(Items from an interface collection)
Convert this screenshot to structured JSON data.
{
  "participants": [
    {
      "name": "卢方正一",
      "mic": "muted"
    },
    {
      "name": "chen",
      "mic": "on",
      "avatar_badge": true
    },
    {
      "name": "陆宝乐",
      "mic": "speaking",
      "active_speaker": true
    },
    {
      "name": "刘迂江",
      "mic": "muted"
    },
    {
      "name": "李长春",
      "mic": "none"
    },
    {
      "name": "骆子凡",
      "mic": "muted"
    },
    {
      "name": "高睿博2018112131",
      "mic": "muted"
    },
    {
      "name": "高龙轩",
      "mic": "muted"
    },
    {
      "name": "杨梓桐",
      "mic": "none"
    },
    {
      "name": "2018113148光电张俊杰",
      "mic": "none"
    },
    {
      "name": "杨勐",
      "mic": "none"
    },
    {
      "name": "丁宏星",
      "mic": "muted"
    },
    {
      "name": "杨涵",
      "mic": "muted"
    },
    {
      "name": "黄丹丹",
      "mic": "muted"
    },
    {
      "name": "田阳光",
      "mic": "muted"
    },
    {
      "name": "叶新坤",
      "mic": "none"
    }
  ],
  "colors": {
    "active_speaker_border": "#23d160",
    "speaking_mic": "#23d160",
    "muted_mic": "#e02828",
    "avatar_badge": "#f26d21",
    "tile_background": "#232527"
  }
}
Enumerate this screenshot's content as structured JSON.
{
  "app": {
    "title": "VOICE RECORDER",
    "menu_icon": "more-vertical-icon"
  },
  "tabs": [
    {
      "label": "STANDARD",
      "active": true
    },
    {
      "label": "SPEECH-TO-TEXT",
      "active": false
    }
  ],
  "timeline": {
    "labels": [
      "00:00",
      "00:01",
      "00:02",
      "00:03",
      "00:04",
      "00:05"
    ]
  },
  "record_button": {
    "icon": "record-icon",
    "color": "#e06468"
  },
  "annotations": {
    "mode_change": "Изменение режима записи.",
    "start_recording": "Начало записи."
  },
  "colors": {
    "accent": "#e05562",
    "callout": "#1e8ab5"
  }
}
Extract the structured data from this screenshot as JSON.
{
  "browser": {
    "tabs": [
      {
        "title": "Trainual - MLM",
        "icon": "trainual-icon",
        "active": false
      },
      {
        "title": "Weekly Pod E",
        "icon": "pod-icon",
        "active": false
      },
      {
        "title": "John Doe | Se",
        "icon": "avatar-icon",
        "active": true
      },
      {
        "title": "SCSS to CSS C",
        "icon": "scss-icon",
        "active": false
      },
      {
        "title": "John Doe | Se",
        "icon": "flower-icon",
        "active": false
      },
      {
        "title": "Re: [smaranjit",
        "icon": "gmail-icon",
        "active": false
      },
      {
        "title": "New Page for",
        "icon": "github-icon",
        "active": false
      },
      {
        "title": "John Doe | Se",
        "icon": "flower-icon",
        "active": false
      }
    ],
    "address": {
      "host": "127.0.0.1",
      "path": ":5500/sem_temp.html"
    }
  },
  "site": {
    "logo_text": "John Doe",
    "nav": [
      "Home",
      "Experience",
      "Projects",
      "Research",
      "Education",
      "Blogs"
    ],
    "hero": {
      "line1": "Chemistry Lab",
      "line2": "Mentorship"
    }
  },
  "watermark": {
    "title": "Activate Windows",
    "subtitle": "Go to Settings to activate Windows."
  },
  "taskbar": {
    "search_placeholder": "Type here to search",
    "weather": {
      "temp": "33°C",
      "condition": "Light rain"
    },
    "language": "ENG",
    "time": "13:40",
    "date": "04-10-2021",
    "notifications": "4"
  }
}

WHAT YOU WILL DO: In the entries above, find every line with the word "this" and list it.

WRITTEN ANSWER:
Convert this screenshot to structured JSON data.
Enumerate this screenshot's content as structured JSON.
Extract the structured data from this screenshot as JSON.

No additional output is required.